## [Task]
Each entry has to be copied exactly, with nothing missed.
Records for the task START
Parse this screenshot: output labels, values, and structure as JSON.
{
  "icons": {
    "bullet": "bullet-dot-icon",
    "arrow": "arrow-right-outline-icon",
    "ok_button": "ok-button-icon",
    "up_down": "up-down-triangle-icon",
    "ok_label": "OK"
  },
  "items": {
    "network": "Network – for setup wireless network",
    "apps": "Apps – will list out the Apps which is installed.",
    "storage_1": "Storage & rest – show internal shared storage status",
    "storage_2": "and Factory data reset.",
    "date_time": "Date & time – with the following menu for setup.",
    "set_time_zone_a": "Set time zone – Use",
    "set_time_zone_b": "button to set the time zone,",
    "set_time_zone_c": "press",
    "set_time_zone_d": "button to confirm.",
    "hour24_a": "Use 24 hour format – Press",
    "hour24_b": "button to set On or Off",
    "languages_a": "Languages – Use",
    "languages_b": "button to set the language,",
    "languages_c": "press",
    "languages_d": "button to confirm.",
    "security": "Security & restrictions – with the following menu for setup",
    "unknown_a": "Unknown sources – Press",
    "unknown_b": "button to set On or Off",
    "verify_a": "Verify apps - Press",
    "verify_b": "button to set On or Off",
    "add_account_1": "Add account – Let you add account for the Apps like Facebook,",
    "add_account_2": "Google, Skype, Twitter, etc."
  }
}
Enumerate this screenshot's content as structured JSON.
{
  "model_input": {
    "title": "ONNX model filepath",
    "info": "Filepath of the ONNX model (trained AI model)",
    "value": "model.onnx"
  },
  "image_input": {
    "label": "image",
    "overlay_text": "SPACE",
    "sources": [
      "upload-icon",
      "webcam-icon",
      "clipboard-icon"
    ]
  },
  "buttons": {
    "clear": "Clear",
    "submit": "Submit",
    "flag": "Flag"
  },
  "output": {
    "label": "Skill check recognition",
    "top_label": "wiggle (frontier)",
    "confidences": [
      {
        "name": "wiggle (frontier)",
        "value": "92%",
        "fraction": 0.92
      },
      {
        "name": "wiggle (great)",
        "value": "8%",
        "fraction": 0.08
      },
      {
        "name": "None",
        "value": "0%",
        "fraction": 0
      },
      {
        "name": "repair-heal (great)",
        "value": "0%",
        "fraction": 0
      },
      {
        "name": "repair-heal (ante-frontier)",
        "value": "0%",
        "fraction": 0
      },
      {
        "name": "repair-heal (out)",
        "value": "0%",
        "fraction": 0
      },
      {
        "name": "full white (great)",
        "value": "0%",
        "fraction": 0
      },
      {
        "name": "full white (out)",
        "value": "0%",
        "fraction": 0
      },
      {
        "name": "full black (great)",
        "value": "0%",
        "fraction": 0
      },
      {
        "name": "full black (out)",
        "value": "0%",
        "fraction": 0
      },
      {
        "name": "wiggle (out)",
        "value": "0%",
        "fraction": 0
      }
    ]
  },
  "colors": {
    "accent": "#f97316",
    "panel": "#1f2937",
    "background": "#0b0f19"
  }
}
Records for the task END
## [Answer to this exercise]
Parse this screenshot: output labels, values, and structure as JSON.
{
  "icons": {
    "bullet": "bullet-dot-icon",
    "arrow": "arrow-right-outline-icon",
    "ok_button": "ok-button-icon",
    "up_down": "up-down-triangle-icon",
    "ok_label": "OK"
  },
  "items": {
    "network": "Network – for setup wireless network",
    "apps": "Apps – will list out the Apps which is installed.",
    "storage_1": "Storage & rest – show internal shared storage status",
    "storage_2": "and Factory data reset.",
    "date_time": "Date & time – with the following menu for setup.",
    "set_time_zone_a": "Set time zone – Use",
    "set_time_zone_b": "button to set the time zone,",
    "set_time_zone_c": "press",
    "set_time_zone_d": "button to confirm.",
    "hour24_a": "Use 24 hour format – Press",
    "hour24_b": "button to set On or Off",
    "languages_a": "Languages – Use",
    "languages_b": "button to set the language,",
    "languages_c": "press",
    "languages_d": "button to confirm.",
    "security": "Security & restrictions – with the following menu for setup",
    "unknown_a": "Unknown sources – Press",
    "unknown_b": "button to set On or Off",
    "verify_a": "Verify apps - Press",
    "verify_b": "button to set On or Off",
    "add_account_1": "Add account – Let you add account for the Apps like Facebook,",
    "add_account_2": "Google, Skype, Twitter, etc."
  }
}
Enumerate this screenshot's content as structured JSON.
{
  "model_input": {
    "title": "ONNX model filepath",
    "info": "Filepath of the ONNX model (trained AI model)",
    "value": "model.onnx"
  },
  "image_input": {
    "label": "image",
    "overlay_text": "SPACE",
    "sources": [
      "upload-icon",
      "webcam-icon",
      "clipboard-icon"
    ]
  },
  "buttons": {
    "clear": "Clear",
    "submit": "Submit",
    "flag": "Flag"
  },
  "output": {
    "label": "Skill check recognition",
    "top_label": "wiggle (frontier)",
    "confidences": [
      {
        "name": "wiggle (frontier)",
        "value": "92%",
        "fraction": 0.92
      },
      {
        "name": "wiggle (great)",
        "value": "8%",
        "fraction": 0.08
      },
      {
        "name": "None",
        "value": "0%",
        "fraction": 0
      },
      {
        "name": "repair-heal (great)",
        "value": "0%",
        "fraction": 0
      },
      {
        "name": "repair-heal (ante-frontier)",
        "value": "0%",
        "fraction": 0
      },
      {
        "name": "repair-heal (out)",
        "value": "0%",
        "fraction": 0
      },
      {
        "name": "full white (great)",
        "value": "0%",
        "fraction": 0
      },
      {
        "name": "full white (out)",
        "value": "0%",
        "fraction": 0
      },
      {
        "name": "full black (great)",
        "value": "0%",
        "fraction": 0
      },
      {
        "name": "full black (out)",
        "value": "0%",
        "fraction": 0
      },
      {
        "name": "wiggle (out)",
        "value": "0%",
        "fraction": 0
      }
    ]
  },
  "colors": {
    "accent": "#f97316",
    "panel": "#1f2937",
    "background": "#0b0f19"
  }
}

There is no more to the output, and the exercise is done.